However, Symonds' "empirical" school of shipbuilding came into conflict both with the "scientific" school led by the new class of professional naval architects and the first School of Naval Architecture (closed in 1832), and the "traditional" school led by Master Shipwrights from the Royal Dockyards. Autocratic in office, demanding obedience and support from subordinates and superiors alike and taking any criticism or suggested alteration to his designs as a personal slight, he turned on his opponents in the pamphlet Facts versus Fiction (1844). Determined to prove Symonds' designs to be failures, the new Tory Board of Admiralty sent out successive "Experimental Squadrons" in 1844, 1845 and 1846. Outside factors such as individual captains' political bias or stowage's influence on how well a ship sailed were underappreciated in these trials - the success of Symonds' designs depended on the skill of their captains (they handled badly under clumsy ones, or ones opposed to him, but very well under skilled commanders) - whilst his larger ships were fast but unsuited to use as gun platforms due to rolling too rapidly. They did, however, handle well in all but the worst weather. Nevertheless, in the face of the Tory First Sea Lord Lord Ellenborough's institution of a "Committee of Reference" in 1846 to oversee Symonds and modify his designs according to the Board's wishes, a command to make a radical alteration to his design for a new 90 gun ship, and loss of most of his Whig support even on their return to power in July 1846, Symonds resigned his role in October 1847 (despite retaining the Duke of Portland's continued support), and was succeeded by Sir Baldwin Walker.
Despite his fall from grace, he was granted an Order of the Bath (civil) on 1 May 1848, and in June 1853 James Graham, having again become First Sea Lord, was convinced by the Duke of Portland to take Symonds back on, as the Queen's naval Aide-de-Camp. Becoming a retired rear admiral the following year, he and his third wife from then on lived abroad, principally in Malta and Italy, for reasons of his health.

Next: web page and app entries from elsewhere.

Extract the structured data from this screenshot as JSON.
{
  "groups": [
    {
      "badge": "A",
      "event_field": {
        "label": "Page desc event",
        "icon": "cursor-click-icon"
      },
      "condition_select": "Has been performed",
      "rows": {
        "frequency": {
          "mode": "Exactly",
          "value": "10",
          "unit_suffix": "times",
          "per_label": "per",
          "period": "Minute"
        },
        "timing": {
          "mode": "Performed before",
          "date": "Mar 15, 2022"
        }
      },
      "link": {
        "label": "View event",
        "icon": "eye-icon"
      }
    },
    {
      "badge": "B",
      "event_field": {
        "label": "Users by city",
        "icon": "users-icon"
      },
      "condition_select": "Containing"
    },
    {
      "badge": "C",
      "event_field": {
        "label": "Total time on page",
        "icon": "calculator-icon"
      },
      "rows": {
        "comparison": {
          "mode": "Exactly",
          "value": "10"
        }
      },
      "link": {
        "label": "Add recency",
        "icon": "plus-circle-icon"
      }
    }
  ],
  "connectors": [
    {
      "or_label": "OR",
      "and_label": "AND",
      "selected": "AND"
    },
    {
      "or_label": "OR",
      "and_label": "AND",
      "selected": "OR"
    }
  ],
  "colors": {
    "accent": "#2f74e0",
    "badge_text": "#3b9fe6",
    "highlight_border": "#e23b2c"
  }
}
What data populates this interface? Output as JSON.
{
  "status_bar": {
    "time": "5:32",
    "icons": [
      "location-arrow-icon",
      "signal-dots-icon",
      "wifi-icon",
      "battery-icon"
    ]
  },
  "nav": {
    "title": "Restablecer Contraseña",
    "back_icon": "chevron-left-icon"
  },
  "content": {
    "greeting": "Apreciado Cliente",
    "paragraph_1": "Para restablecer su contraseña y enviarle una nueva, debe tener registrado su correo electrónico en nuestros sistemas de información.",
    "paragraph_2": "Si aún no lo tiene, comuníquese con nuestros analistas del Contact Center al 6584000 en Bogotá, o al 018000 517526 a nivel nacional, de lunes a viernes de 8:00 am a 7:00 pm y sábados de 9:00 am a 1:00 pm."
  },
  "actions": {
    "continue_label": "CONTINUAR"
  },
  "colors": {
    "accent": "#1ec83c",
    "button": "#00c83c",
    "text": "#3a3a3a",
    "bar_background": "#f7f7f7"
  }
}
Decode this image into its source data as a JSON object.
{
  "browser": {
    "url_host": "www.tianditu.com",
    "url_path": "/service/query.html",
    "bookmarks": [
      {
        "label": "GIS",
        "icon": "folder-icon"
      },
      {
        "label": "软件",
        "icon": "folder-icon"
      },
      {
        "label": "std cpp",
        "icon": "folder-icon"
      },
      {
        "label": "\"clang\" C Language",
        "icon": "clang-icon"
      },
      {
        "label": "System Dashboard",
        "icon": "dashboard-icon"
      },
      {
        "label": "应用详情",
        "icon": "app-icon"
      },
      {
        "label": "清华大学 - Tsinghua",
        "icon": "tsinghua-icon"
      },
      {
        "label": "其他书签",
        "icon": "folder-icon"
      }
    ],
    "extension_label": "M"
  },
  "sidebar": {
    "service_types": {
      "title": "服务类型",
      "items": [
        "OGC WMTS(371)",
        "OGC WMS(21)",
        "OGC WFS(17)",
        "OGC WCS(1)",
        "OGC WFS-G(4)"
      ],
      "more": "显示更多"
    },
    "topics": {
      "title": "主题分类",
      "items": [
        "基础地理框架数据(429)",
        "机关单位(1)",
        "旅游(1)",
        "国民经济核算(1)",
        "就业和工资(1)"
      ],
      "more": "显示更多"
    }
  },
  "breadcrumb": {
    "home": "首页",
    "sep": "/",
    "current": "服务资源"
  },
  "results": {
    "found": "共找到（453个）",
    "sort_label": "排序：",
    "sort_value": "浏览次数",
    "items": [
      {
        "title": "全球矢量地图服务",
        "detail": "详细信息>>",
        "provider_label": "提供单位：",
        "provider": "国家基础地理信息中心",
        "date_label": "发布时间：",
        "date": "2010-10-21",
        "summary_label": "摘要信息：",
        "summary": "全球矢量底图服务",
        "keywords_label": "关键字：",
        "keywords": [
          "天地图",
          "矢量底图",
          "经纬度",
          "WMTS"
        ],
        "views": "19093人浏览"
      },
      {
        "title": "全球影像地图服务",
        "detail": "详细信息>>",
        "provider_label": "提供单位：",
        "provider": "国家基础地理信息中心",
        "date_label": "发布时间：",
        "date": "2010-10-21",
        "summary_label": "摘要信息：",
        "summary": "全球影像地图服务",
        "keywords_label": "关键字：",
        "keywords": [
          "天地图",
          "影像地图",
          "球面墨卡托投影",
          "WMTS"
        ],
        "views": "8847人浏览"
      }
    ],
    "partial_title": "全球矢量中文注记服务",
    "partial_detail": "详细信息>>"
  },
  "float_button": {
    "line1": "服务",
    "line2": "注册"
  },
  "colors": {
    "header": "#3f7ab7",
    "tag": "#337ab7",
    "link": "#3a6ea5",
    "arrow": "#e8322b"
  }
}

He died at sea in 1856, en route from Malta to Marseilles, and was buried at the Protestant Cemetery at the latter. His will required the publication of a biography in his favour - this repeated the arguments over his sailing-ship designs despite the Navy's having long abandoned sail by this date.